Ski shrine elects
James Curran to be
engineer who revolutionized the sport of skiing with his invention of the
chairlift will be inducted posthumously into the National Ski Hall of Fame
Saturday, Sept. 29.
native James Michael Curran, who died in 1968 at age 65, heads up the list
of six prominent ski industry figures who will be honored during gala
events at the Ishpeming, Mich. ski shrine Saturday.
working as a bridge engineer for Union Pacific Railroad in 1936 when he
adapted his own design for a banana conveyor system and sketched out what
became the first chairlift system.
installed at Union Pacificís Sun Valley ski resort when it first opened
Hall of Fameís press release about the new inductees said, "Curran
revolutionized the sport of skiing by designing an easy, moderately
inexpensive method for skiers to ascend the mountain.

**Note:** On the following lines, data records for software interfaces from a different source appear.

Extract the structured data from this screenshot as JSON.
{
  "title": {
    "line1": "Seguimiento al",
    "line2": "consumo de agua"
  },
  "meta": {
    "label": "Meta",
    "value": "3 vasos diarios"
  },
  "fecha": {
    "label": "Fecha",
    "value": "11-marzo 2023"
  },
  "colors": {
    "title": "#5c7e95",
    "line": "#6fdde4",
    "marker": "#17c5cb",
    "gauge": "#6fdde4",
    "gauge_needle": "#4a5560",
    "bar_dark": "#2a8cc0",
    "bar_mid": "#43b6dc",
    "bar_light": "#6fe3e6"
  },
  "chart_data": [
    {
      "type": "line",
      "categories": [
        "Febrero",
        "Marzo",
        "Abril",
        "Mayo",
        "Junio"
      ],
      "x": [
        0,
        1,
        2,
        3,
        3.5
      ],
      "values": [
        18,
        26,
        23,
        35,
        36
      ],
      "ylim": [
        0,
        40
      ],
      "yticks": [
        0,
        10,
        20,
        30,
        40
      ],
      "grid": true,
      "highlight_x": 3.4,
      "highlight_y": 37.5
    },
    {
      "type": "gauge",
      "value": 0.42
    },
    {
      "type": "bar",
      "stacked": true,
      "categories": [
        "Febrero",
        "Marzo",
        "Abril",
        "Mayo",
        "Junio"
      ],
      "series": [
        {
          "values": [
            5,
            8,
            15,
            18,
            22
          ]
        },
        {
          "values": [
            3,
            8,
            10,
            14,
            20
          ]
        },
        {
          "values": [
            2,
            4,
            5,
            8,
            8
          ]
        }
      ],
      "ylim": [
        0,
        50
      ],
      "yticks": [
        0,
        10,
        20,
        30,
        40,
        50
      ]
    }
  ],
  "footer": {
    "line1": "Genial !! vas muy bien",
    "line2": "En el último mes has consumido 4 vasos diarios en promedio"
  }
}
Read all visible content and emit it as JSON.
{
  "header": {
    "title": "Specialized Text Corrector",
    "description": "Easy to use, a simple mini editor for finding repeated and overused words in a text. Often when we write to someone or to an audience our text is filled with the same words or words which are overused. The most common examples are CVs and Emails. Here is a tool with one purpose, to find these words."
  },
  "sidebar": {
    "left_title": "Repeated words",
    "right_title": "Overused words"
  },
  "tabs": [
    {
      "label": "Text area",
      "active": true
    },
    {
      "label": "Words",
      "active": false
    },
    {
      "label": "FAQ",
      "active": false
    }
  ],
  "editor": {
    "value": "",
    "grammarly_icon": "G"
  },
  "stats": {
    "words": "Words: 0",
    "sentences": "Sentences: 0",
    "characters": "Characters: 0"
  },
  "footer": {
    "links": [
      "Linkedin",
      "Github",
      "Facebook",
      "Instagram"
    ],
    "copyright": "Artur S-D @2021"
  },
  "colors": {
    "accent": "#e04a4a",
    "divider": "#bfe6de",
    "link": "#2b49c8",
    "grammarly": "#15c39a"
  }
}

chairlift went on to become the workhorse of the ski industry, enjoyed by
millions of skiers for the next 60 years. His contribution to the sport
and industry of skiing has been enormous, although mostly
seven children of Irish immigrants, Curran didnít go to college, but he
attended night school while working in Omaha as an ironworker/draftsman,
and eventually passed the exam to become a professional engineer.
Curranís first jobs was designing an aerial conveyor system for hauling
and loading a continuous flow of bananas from loading docks of United
Fruit to the fruit-boat holds in Honduras.
working as a bridge engineer for Union Pacific, Curran and colleagues
received an order from UPRR president Averell Harriman. In the mid-1930s
Harriman was creating Americaís first destination ski resort near
wanted UPRR engineers "to develop a method of lifting skiers 2,000
feet above the valley floor to the mountains east of Trail Creek."
remembered the banana conveyor system he had designed in Honduras and
suggested to senior engineers a way to refit the banana hooks with chairs.
Although initially rejected, his idea of a continuously-moving, mono-cable
fixed-grip chairlift took hold.
inductees are Dodie Post Gann, also with Sun Valley connections, plus
Charles Gibson, K2 Ski Company founder Bill Kirschner, Austrian ski racer
and current Jackson Hole director of skiing Josef "Pepi"
Stiegler and ski writer Michael Strauss.
Gann was raised in Reno and became the first woman elected to the Univ. of
Nevada-Reno Hall of Fame. The top junior alpine ski racer in the Far West
by 1940, Dodie Post trained in Sun Valley in 1941-42 and won many races.
team captain of the 1948 Olympic team, although she broke her ankle during
training at St. Moritz, Switz. In 1956, she became team manager of the
Womenís Olympic Team that competed at Cortina, Italy.